  • And we know that better distribution means better testability
  • It’s easy to use, but you have to write a vast amount of interfaces for classes with minimal responsibilities

But, although VIPER is the most modular architecture pattern, it’s easy to test, and many people can work on it. But sometimes the approach lies in simplicity Kristijan said, and there is no need for this kind of complexity if we need a straightforward approach. 

The Coordinator Pattern

Last but not least, Kristijan talked about the coordinator pattern, which was introduced a few years ago in iOS. It’s a structural design pattern for organising navigation between view controllers. It is similar to a router in Viper which takes care of the ViewControllers navigation, but it’s more complex: 

  • Here, the coordinator defines methods and properties all concrete coordinators must implement, and they know how to create concrete view controllers and their order.
  • The Router defines methods all concrete routers must implement
  • The Concrete Routers know how to present view controllers
  • Concrete View Controllers are typical View Controllers, but they don’t know about other View Controllers
Architecture Pattern The Coordinator Pattern Mobile Development

Sooooo, what to use? 

Kristijan ended his Learn@Lunch highlighting that we need to keep it simple. All of these architecture patterns are good, and there is not just one pattern you can always use. 

But, we need to know the challenge of what we’re building and what is expected of us. As well as be well aware of the tools we can use to solve any problem. 

Design patterns are here to help. They simplify and quickly resolve some problems others have already encountered.
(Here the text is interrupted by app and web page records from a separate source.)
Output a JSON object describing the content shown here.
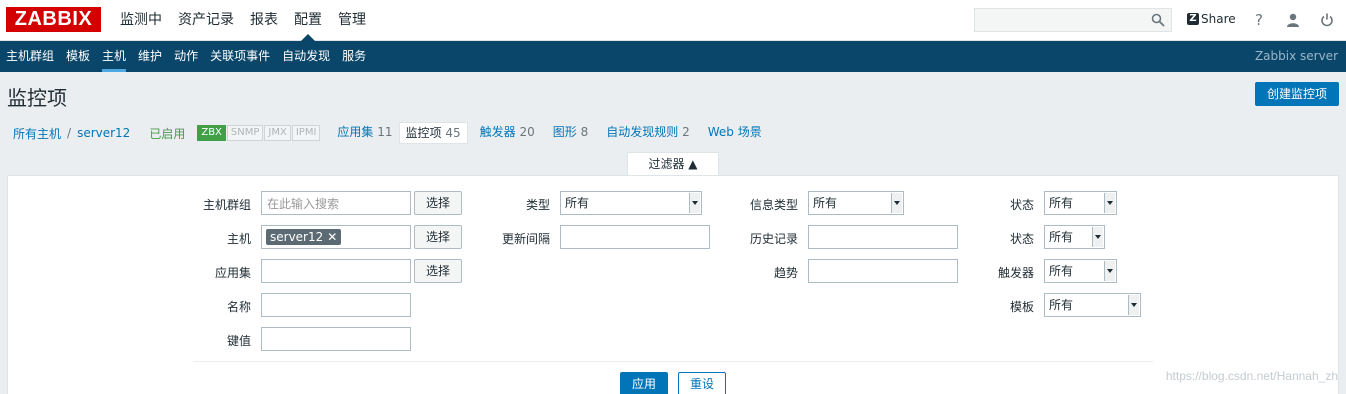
{
  "logo": "ZABBIX",
  "top_nav": [
    "监测中",
    "资产记录",
    "报表",
    "配置",
    "管理"
  ],
  "top_nav_active": "配置",
  "header": {
    "share_label": "Share",
    "help": "?",
    "user": "👤",
    "power": "⏻"
  },
  "sub_nav": [
    "主机群组",
    "模板",
    "主机",
    "维护",
    "动作",
    "关联项事件",
    "自动发现",
    "服务"
  ],
  "sub_nav_active": "主机",
  "server_name": "Zabbix server",
  "page_title": "监控项",
  "create_button": "创建监控项",
  "breadcrumb": {
    "all_hosts": "所有主机",
    "separator": "/",
    "host": "server12",
    "status": "已启用",
    "availability": [
      "ZBX",
      "SNMP",
      "JMX",
      "IPMI"
    ],
    "tabs": [
      {
        "label": "应用集",
        "count": "11"
      },
      {
        "label": "监控项",
        "count": "45"
      },
      {
        "label": "触发器",
        "count": "20"
      },
      {
        "label": "图形",
        "count": "8"
      },
      {
        "label": "自动发现规则",
        "count": "2"
      },
      {
        "label": "Web 场景",
        "count": ""
      }
    ]
  },
  "filter": {
    "tab_label": "过滤器 ▲",
    "host_group_label": "主机群组",
    "host_group_placeholder": "在此输入搜索",
    "host_label": "主机",
    "host_chip": "server12",
    "application_label": "应用集",
    "name_label": "名称",
    "key_label": "键值",
    "select_button": "选择",
    "type_label": "类型",
    "type_value": "所有",
    "update_interval_label": "更新间隔",
    "info_type_label": "信息类型",
    "info_type_value": "所有",
    "history_label": "历史记录",
    "trends_label": "趋势",
    "state_label": "状态",
    "state_value": "所有",
    "status_label": "状态",
    "status_value": "所有",
    "triggers_label": "触发器",
    "triggers_value": "所有",
    "template_label": "模板",
    "template_value": "所有",
    "apply_button": "应用",
    "reset_button": "重设"
  },
  "watermark": "https://blog.csdn.net/Hannah_zh"
}
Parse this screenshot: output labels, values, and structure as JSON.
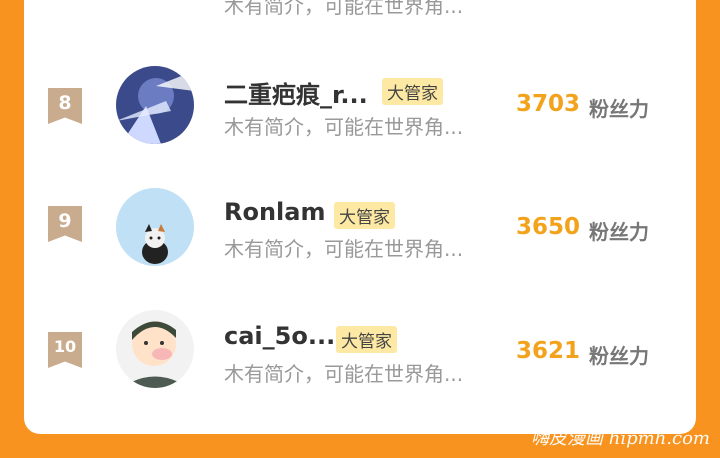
{
  "top_partial": {
    "bio": "木有简介，可能在世界角..."
  },
  "rows": [
    {
      "rank": "8",
      "name": "二重疤痕_r...",
      "tag": "大管家",
      "bio": "木有简介，可能在世界角...",
      "score": "3703",
      "score_label": "粉丝力"
    },
    {
      "rank": "9",
      "name": "Ronlam",
      "tag": "大管家",
      "bio": "木有简介，可能在世界角...",
      "score": "3650",
      "score_label": "粉丝力"
    },
    {
      "rank": "10",
      "name": "cai_5o...",
      "tag": "大管家",
      "bio": "木有简介，可能在世界角...",
      "score": "3621",
      "score_label": "粉丝力"
    }
  ],
  "watermark": "嗨皮漫画 hipmh.com",
  "colors": {
    "background": "#f7931e",
    "score": "#f3a21b",
    "tag_bg": "#fde9a4",
    "rank_badge": "#c9ab8e"
  }
}
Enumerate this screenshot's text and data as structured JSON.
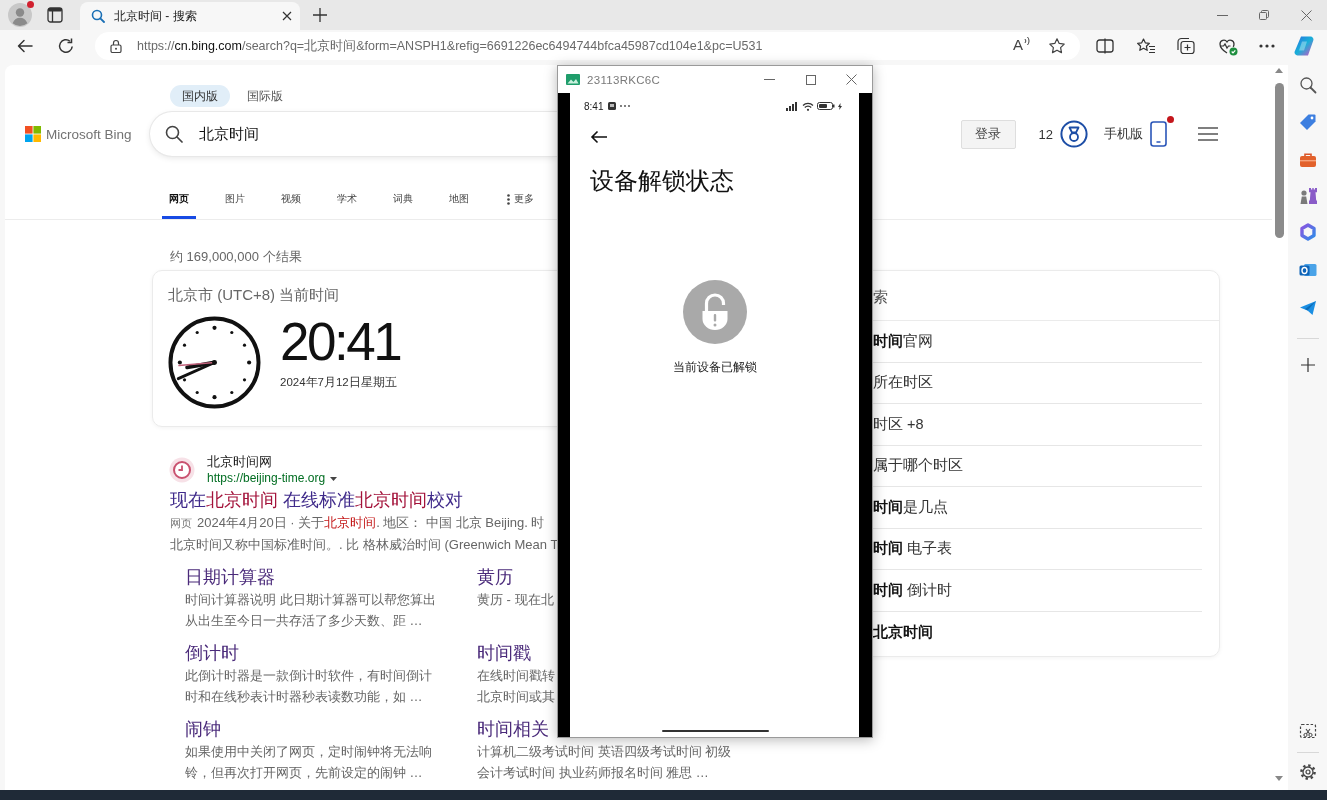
{
  "browser": {
    "profile_badge": true,
    "tabs": [
      {
        "title": "北京时间 - 搜索",
        "selected": true
      }
    ],
    "address": {
      "scheme": "https://",
      "host": "cn.bing.com",
      "path": "/search?q=北京时间&form=ANSPH1&refig=6691226ec6494744bfca45987cd104e1&pc=U531"
    },
    "read_aloud_glyph": "A"
  },
  "page": {
    "region_tabs": [
      {
        "label": "国内版",
        "selected": true
      },
      {
        "label": "国际版",
        "selected": false
      }
    ],
    "logo": "Microsoft Bing",
    "search": {
      "value": "北京时间"
    },
    "header": {
      "login": "登录",
      "points": "12",
      "mobile": "手机版",
      "mobile_badge": true
    },
    "nav": [
      {
        "label": "网页",
        "selected": true,
        "kind": "tab"
      },
      {
        "label": "图片",
        "selected": false,
        "kind": "tab"
      },
      {
        "label": "视频",
        "selected": false,
        "kind": "tab"
      },
      {
        "label": "学术",
        "selected": false,
        "kind": "tab"
      },
      {
        "label": "词典",
        "selected": false,
        "kind": "tab"
      },
      {
        "label": "地图",
        "selected": false,
        "kind": "tab"
      },
      {
        "label": "更多",
        "selected": false,
        "kind": "more"
      }
    ],
    "result_count": "约 169,000,000 个结果",
    "time_card": {
      "heading": "北京市 (UTC+8) 当前时间",
      "time": "20:41",
      "date": "2024年7月12日星期五"
    },
    "result": {
      "site": "北京时间网",
      "url": "https://beijing-time.org",
      "title": [
        {
          "text": "现在",
          "highlight": false
        },
        {
          "text": "北京时间",
          "highlight": true
        },
        {
          "text": " 在线标准",
          "highlight": false
        },
        {
          "text": "北京时间",
          "highlight": true
        },
        {
          "text": "校对",
          "highlight": false
        }
      ],
      "snippet": {
        "label": "网页",
        "lines": [
          [
            {
              "text": "2024年4月20日 · 关于",
              "highlight": false
            },
            {
              "text": "北京时间",
              "highlight": true
            },
            {
              "text": ". 地区： 中国 北京 Beijing. 时",
              "highlight": false
            }
          ],
          [
            {
              "text": "北京时间又称中国标准时间。. 比 格林威治时间 (Greenwich Mean T",
              "highlight": false
            }
          ]
        ]
      },
      "deep_links": [
        {
          "title": "日期计算器",
          "desc_lines": [
            "时间计算器说明 此日期计算器可以帮您算出",
            "从出生至今日一共存活了多少天数、距 …"
          ]
        },
        {
          "title": "黄历",
          "desc_lines": [
            "黄历 - 现在北"
          ]
        },
        {
          "title": "倒计时",
          "desc_lines": [
            "此倒计时器是一款倒计时软件，有时间倒计",
            "时和在线秒表计时器秒表读数功能，如 …"
          ]
        },
        {
          "title": "时间戳",
          "desc_lines": [
            "在线时间戳转",
            "北京时间或其"
          ]
        },
        {
          "title": "闹钟",
          "desc_lines": [
            "如果使用中关闭了网页，定时闹钟将无法响",
            "铃，但再次打开网页，先前设定的闹钟 …"
          ]
        },
        {
          "title": "时间相关",
          "desc_lines": [
            "计算机二级考试时间 英语四级考试时间 初级",
            "会计考试时间 执业药师报名时间 雅思 …"
          ]
        }
      ]
    },
    "related": {
      "heading": "索",
      "items": [
        {
          "text": "**时间**官网"
        },
        {
          "text": "所在时区"
        },
        {
          "text": "时区 +8"
        },
        {
          "text": "属于哪个时区"
        },
        {
          "text": "**时间**是几点"
        },
        {
          "text": "**时间** 电子表"
        },
        {
          "text": "**时间** 倒计时"
        },
        {
          "text": "**北京时间**"
        }
      ]
    }
  },
  "phone": {
    "title": "23113RKC6C",
    "status_time": "8:41",
    "page_title": "设备解锁状态",
    "locked": false,
    "status": "当前设备已解锁"
  }
}
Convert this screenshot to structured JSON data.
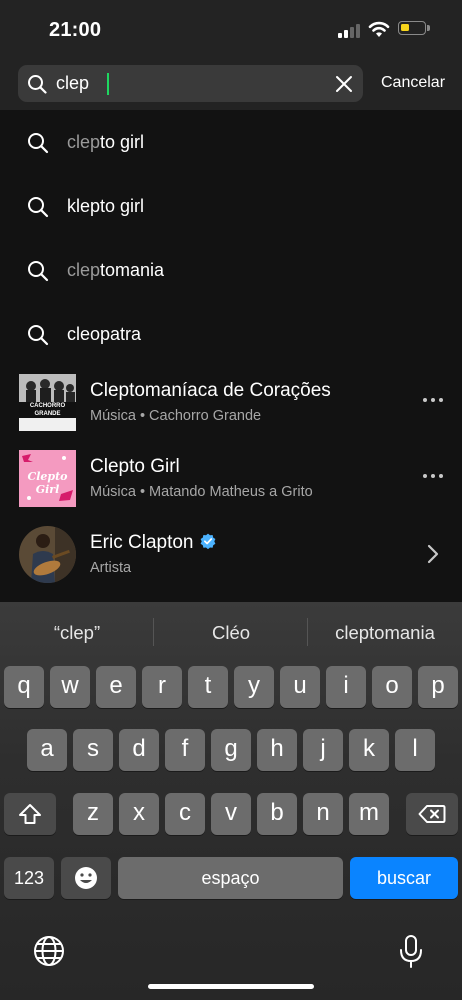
{
  "status_bar": {
    "time": "21:00",
    "icons": [
      "cellular-signal-icon",
      "wifi-icon",
      "battery-icon"
    ],
    "battery_color": "#f7d51c"
  },
  "search": {
    "value": "clep",
    "placeholder": "",
    "cancel_label": "Cancelar",
    "caret_color": "#1ed760"
  },
  "suggestions": [
    {
      "match": "clep",
      "rest": "to girl"
    },
    {
      "match": "",
      "rest": "klepto girl"
    },
    {
      "match": "clep",
      "rest": "tomania"
    },
    {
      "match": "",
      "rest": "cleopatra"
    }
  ],
  "items": [
    {
      "title": "Cleptomaníaca de Corações",
      "subtitle": "Música • Cachorro Grande",
      "thumb_text": "CACHORRO GRANDE",
      "action": "more-options-icon"
    },
    {
      "title": "Clepto Girl",
      "subtitle": "Música • Matando Matheus a Grito",
      "thumb_text": "Clepto Girl",
      "action": "more-options-icon"
    },
    {
      "title": "Eric Clapton",
      "subtitle": "Artista",
      "verified": true,
      "action": "chevron-right-icon"
    }
  ],
  "keyboard": {
    "predictions": [
      "“clep”",
      "Cléo",
      "cleptomania"
    ],
    "row1": [
      "q",
      "w",
      "e",
      "r",
      "t",
      "y",
      "u",
      "i",
      "o",
      "p"
    ],
    "row2": [
      "a",
      "s",
      "d",
      "f",
      "g",
      "h",
      "j",
      "k",
      "l"
    ],
    "row3": [
      "z",
      "x",
      "c",
      "v",
      "b",
      "n",
      "m"
    ],
    "numbers_label": "123",
    "space_label": "espaço",
    "search_label": "buscar",
    "accent_color": "#0a84ff"
  }
}
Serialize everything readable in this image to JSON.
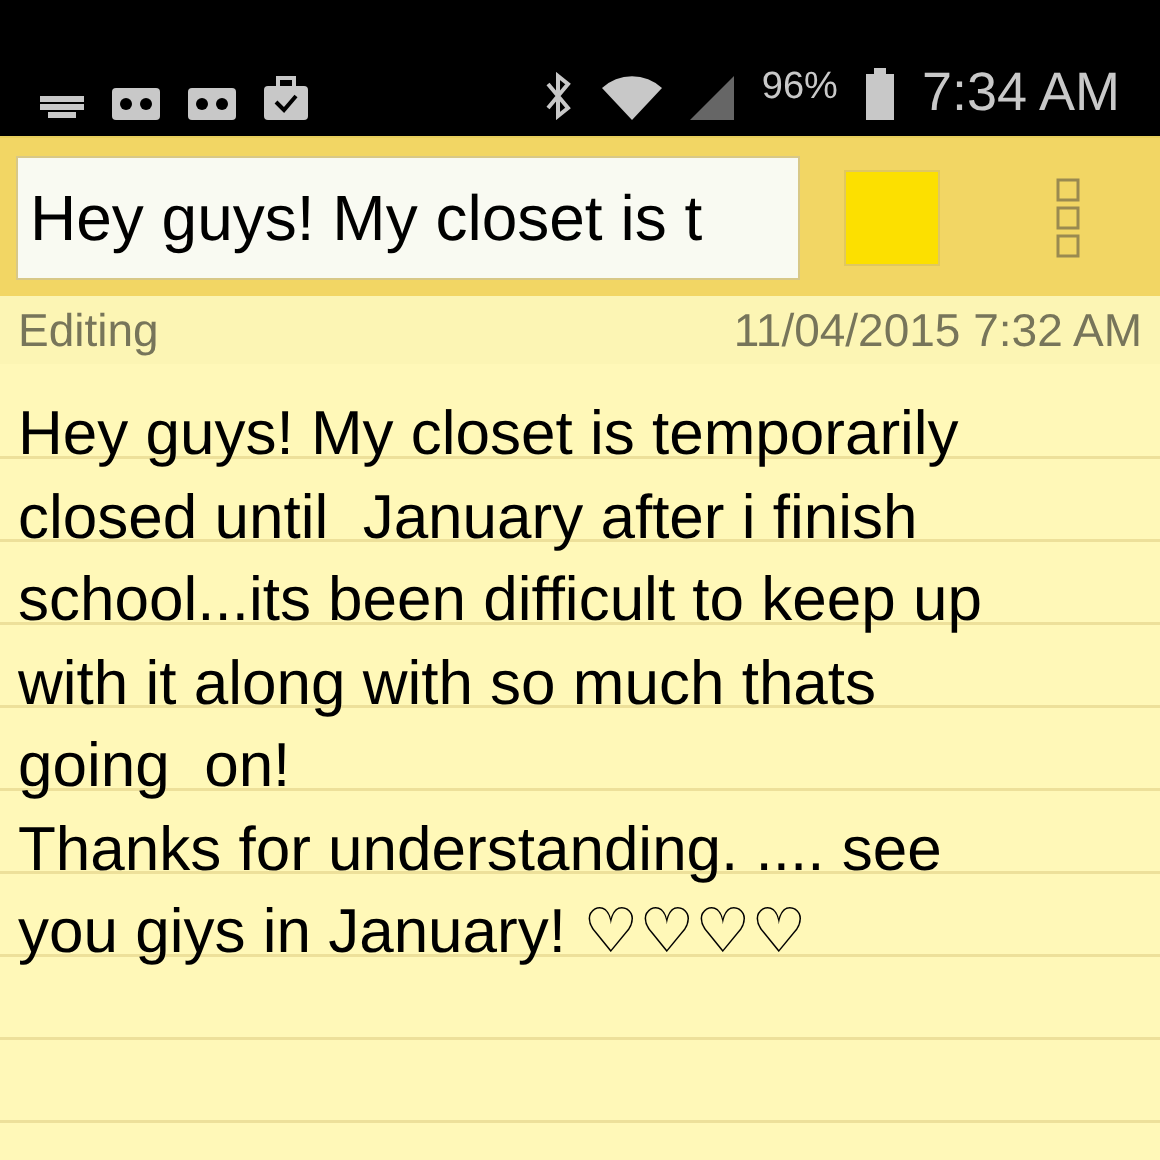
{
  "status_bar": {
    "battery": "96%",
    "time": "7:34 AM"
  },
  "toolbar": {
    "title_field": {
      "value": "Hey guys! My closet is t"
    }
  },
  "info_bar": {
    "mode": "Editing",
    "timestamp": "11/04/2015 7:32 AM"
  },
  "note": {
    "lines": [
      "Hey guys! My closet is temporarily",
      "closed until  January after i finish",
      "school...its been difficult to keep up",
      "with it along with so much thats",
      "going  on!",
      "Thanks for understanding. .... see",
      "you giys in January! ♡♡♡♡"
    ]
  }
}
But, to know which pattern will help us, we need to be well aware of the problem we need to solve, so use them wisely


Exceptional ideas need experienced partners.